THE LIVERPOOL OVERHEAD RAILWAY
Our June 2014 talk - reviewed by Mike Chitty
Mike Murphy paid us a return visit on 2nd June. His topic this time was the Liverpool Overhead Railway - the 'Dockers' Umbrella'. Why was it built? How was it built? Why was it removed?
Mike explained the problems that emerged during the 19th century as Liverpool's dock system was extended both north and south of the Pier Head and the road alongside it became more and more congested. The Dock Board's engineer had been sent to New York City to look at the elevated railroad which had opened in 1870, but the influential shipowner Alfred Holt was not keen. It was William Forwood who in 1889 was instrumental in obtaining a private Act of Parliament to allow a 5½ mile overhead railway to be built.
Building the railway was not easy. Disruption to the port had to be minimised, and it took 3½ years in all. Although largely overhead, it had to be at ground level at one point (the 'Bramley Moore Switchback') as there was already a high-level coal line in place. There were 15 stations originally - some of them only 300 yds apart - their facilities being dependent on the type of person expected to use them. Only a few were heated. Similarly the trains offered upholstered seats to the 1st class passengers but wooden benches to those in the 3rd class carriages.
The trains travelled at the 'breakneck speed' of 14mph. They were electrically powered - to avoid the danger of sparks from steam engines igniting nearby cargoes - and the signalling system was so efficient that there was no interruption to the service even in the thickest of fogs. By 1897 the line had been extended to Seaforth in the north and Dingle (an underground station) in the south. Only one serious accident was recorded: a fire in the Dingle tunnel in 1901.
Colourful 'birds eye view' posters promoted the line as a tourist attraction as well as a means of transporting dockers to their places of work. At weekends, visitors could combine their ride with a ferry trip or a Huskisson Dock liner tour. All in all, the L.O.R. Company was regarded as a 'vast commercial success'.
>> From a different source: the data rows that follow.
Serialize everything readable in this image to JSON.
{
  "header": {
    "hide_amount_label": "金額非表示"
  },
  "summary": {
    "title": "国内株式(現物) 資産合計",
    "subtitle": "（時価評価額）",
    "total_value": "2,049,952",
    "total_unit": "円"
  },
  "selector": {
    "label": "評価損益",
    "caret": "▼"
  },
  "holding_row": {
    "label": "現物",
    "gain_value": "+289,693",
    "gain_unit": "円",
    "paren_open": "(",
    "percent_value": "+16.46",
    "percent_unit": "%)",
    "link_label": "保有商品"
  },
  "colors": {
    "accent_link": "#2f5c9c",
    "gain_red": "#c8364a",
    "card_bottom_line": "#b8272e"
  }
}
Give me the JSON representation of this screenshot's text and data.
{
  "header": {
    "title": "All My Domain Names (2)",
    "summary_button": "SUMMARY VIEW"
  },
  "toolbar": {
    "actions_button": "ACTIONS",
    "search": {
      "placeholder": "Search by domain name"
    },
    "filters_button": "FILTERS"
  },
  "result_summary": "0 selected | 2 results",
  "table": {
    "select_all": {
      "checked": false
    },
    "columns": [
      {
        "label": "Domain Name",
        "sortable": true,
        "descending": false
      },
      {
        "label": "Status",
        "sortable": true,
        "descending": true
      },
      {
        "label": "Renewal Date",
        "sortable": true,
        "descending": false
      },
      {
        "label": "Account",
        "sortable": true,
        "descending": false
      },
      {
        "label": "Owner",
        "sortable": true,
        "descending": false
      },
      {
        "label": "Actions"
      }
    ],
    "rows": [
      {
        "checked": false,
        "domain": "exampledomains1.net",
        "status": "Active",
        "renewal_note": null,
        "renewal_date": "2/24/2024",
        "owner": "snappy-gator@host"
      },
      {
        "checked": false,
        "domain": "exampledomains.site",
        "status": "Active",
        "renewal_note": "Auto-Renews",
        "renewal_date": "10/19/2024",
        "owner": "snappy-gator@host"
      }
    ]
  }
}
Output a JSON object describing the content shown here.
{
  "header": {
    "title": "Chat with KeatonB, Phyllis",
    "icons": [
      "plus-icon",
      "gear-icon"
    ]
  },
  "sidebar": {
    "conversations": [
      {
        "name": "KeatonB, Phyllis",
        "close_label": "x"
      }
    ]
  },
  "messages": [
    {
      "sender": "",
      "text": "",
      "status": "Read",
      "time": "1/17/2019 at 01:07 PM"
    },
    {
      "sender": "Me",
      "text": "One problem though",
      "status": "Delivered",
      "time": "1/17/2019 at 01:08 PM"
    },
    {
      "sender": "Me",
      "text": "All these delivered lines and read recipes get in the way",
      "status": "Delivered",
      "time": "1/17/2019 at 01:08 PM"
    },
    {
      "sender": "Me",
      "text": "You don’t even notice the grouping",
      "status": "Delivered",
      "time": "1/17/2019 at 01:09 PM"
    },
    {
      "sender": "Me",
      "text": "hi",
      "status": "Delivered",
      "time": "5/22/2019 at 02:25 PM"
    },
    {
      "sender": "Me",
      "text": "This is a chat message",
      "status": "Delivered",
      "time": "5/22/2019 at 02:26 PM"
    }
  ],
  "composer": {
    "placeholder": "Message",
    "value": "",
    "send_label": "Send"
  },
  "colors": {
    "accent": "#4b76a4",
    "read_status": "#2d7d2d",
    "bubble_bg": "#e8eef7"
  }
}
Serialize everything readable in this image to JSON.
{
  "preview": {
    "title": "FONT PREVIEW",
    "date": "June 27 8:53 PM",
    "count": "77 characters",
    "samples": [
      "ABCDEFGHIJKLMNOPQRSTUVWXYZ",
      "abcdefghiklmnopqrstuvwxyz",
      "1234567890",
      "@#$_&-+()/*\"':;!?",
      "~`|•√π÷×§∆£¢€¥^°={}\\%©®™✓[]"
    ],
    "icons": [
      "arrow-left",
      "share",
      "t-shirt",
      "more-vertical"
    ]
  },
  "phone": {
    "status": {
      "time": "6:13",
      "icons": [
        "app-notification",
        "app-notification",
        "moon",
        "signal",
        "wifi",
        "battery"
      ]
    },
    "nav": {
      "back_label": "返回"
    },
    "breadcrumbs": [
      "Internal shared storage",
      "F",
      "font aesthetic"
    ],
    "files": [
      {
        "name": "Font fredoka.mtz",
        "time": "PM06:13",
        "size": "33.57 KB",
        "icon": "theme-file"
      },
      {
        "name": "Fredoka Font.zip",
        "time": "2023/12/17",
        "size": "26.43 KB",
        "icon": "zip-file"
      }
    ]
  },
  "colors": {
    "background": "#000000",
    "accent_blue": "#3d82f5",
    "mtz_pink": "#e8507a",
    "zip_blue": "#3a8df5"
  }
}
It was the Second World War that marked a turning point in the line's fortunes. The railway was hit 12 times during the blitz, four of the incidents being regarded as 'major'. The structure was repaired promptly, but not always well. In 1954 an inspection revealed that £2 million needed to be spent. An appeal for funds was not well received; the shipowners were reluctant to help and the City Council refused to put money into a private company (which had continued to pay a dividend to its shareholders in spite of the need for major repair work). A public appeal raised the princely sum of £43, and in 1956 it was announced that the line was to close at the end of the year. Despite the outcry that resulted, there was no revival of the service. Demolition took place during 4 months in 1958, and today the only reminders are a few iron pillars left in the dock wall.
Mike's impressive selection of photographs and other images (tickets, posters, etc.) brought back fond memories to some members of the audience. The Overhead Railway had, he said, been 'famous, unique, practical ... and delightful'.